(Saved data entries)

↓↓↓

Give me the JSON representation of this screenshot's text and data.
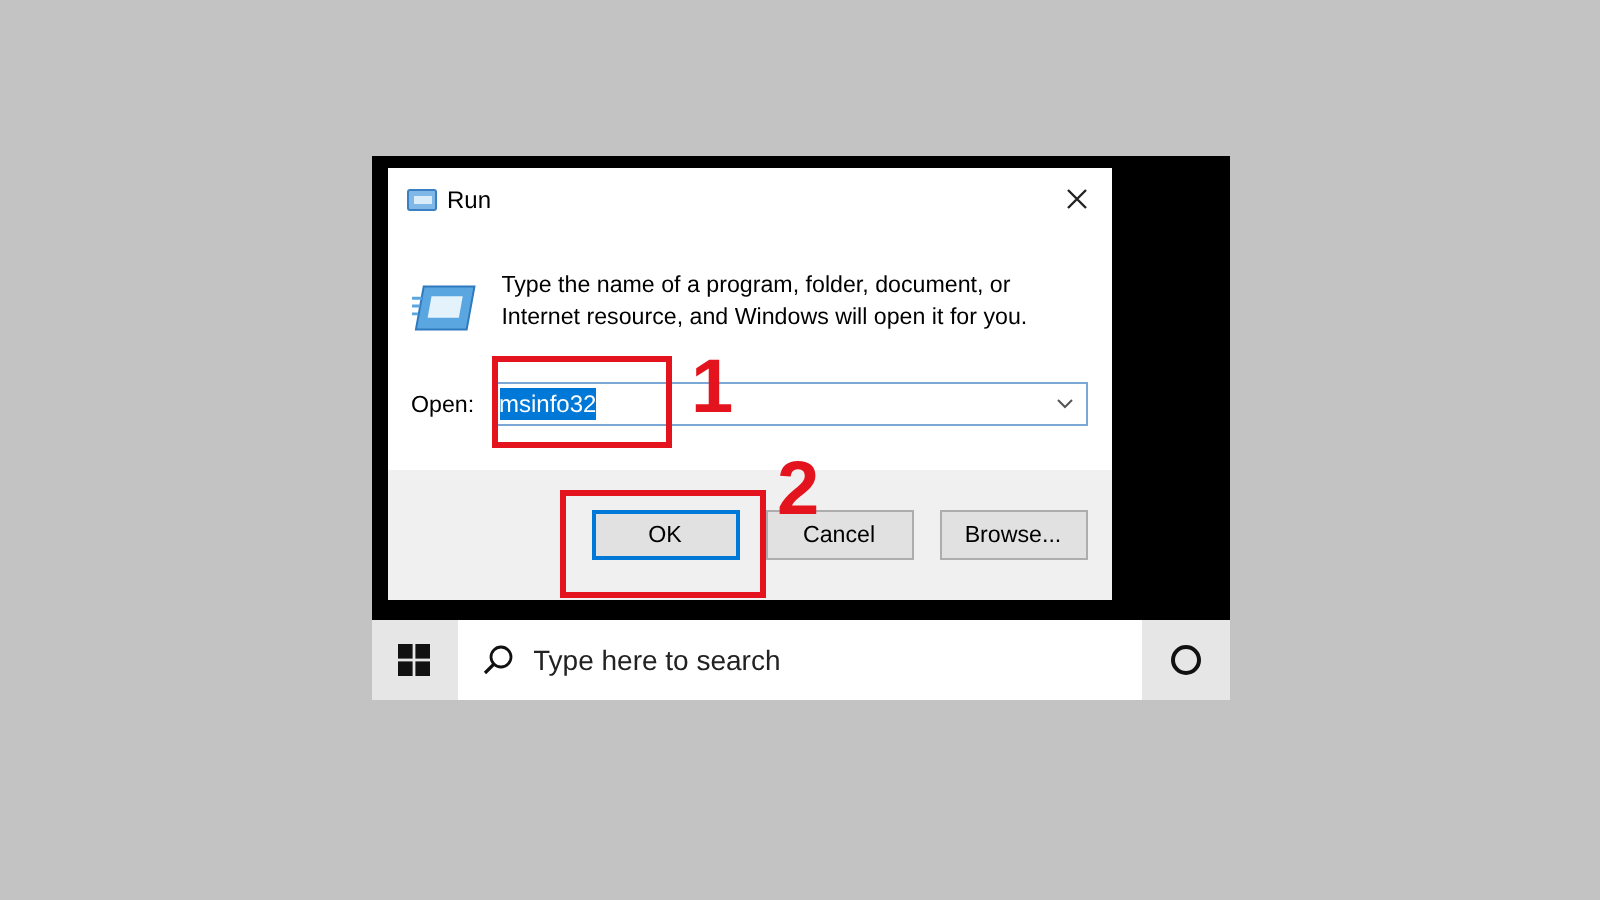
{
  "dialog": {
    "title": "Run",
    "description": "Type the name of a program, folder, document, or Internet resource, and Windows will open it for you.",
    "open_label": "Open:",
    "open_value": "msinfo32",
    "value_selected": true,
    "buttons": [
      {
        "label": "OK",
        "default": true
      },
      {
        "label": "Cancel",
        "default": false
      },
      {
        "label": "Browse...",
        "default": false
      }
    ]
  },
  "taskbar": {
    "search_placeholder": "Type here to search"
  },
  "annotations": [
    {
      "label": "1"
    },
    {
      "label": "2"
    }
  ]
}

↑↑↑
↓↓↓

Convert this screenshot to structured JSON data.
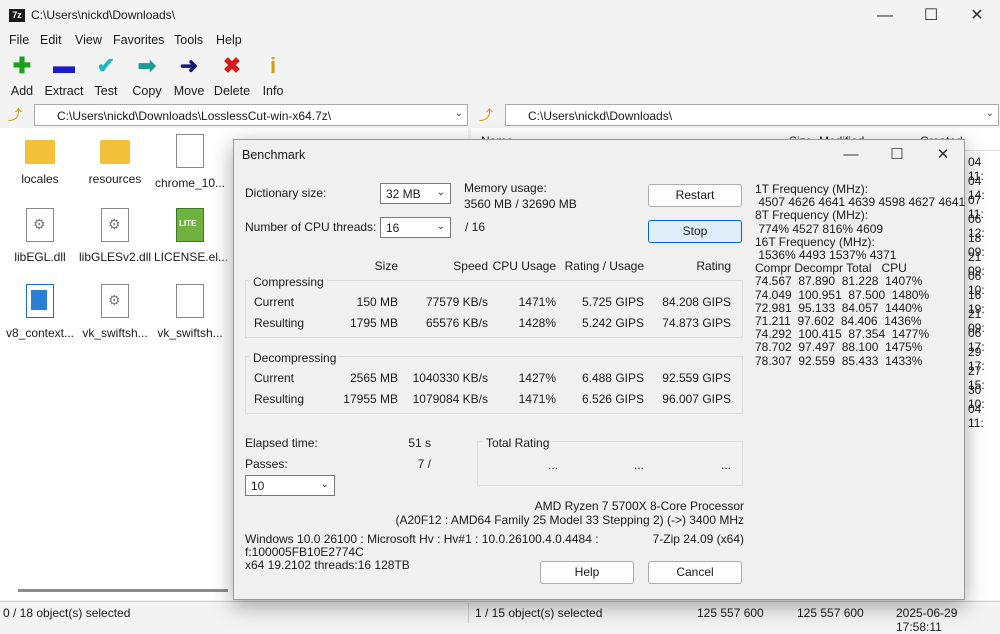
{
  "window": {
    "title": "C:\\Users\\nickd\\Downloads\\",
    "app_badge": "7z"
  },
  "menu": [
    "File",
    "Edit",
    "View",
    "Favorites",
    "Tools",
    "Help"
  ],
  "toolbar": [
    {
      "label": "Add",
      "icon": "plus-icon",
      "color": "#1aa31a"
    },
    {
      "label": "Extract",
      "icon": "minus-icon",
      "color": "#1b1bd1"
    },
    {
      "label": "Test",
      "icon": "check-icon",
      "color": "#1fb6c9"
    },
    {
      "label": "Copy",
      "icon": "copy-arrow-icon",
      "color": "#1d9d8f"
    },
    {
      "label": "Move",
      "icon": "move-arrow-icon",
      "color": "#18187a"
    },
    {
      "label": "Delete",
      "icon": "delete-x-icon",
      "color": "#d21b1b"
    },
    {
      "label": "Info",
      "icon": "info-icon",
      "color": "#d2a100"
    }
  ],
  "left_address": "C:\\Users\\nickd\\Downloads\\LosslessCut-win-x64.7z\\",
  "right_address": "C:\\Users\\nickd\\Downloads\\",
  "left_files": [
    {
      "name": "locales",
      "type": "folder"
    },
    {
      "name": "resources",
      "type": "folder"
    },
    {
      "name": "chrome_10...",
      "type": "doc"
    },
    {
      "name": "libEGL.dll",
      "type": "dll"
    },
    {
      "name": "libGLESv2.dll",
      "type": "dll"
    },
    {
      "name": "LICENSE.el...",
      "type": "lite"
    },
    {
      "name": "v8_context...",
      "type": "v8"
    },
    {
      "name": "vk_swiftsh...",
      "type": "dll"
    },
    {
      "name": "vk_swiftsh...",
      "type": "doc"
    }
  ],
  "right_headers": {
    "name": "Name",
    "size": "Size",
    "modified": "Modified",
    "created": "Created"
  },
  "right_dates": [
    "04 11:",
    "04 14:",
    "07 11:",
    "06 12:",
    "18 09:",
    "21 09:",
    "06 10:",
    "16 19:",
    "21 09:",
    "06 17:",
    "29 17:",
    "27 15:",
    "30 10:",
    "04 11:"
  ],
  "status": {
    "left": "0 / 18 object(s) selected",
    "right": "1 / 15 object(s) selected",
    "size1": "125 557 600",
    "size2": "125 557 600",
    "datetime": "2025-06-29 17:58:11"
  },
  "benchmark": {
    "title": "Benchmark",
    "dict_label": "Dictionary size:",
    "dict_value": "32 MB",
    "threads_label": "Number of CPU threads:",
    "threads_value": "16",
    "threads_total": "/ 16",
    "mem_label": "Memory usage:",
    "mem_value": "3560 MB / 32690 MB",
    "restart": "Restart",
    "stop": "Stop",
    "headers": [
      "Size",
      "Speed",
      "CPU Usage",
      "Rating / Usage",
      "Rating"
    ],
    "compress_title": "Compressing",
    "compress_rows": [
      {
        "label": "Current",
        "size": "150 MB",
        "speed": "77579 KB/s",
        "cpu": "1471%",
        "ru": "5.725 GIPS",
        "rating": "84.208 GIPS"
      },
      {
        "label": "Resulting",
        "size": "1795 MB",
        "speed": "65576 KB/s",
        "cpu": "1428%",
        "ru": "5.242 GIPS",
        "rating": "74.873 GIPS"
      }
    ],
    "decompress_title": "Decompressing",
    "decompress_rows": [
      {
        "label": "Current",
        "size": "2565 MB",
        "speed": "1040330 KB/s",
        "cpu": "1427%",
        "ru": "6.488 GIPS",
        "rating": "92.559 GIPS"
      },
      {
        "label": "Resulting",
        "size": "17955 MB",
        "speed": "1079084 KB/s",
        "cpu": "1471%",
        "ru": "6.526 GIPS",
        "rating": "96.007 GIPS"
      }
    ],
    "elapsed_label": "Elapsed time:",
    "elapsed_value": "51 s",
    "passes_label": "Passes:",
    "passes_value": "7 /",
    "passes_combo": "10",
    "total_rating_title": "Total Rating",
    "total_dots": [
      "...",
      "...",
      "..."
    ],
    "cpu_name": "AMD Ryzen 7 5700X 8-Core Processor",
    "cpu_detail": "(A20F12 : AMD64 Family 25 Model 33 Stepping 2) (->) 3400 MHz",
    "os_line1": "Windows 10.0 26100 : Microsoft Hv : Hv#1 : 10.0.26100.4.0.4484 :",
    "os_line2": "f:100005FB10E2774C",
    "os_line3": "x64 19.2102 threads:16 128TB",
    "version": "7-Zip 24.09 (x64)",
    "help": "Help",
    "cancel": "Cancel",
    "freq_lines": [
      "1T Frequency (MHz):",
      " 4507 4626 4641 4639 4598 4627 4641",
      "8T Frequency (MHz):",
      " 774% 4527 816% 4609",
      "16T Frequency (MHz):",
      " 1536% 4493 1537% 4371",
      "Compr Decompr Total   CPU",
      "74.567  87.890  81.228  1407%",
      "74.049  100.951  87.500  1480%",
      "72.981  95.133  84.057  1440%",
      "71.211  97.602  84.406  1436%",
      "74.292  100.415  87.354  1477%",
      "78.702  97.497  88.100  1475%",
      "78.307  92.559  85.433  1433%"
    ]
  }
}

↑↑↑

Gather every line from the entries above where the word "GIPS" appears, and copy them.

        "ru": "5.725 GIPS",
        "rating": "84.208 GIPS"
        "ru": "5.242 GIPS",
        "rating": "74.873 GIPS"
        "ru": "6.488 GIPS",
        "rating": "92.559 GIPS"
        "ru": "6.526 GIPS",
        "rating": "96.007 GIPS"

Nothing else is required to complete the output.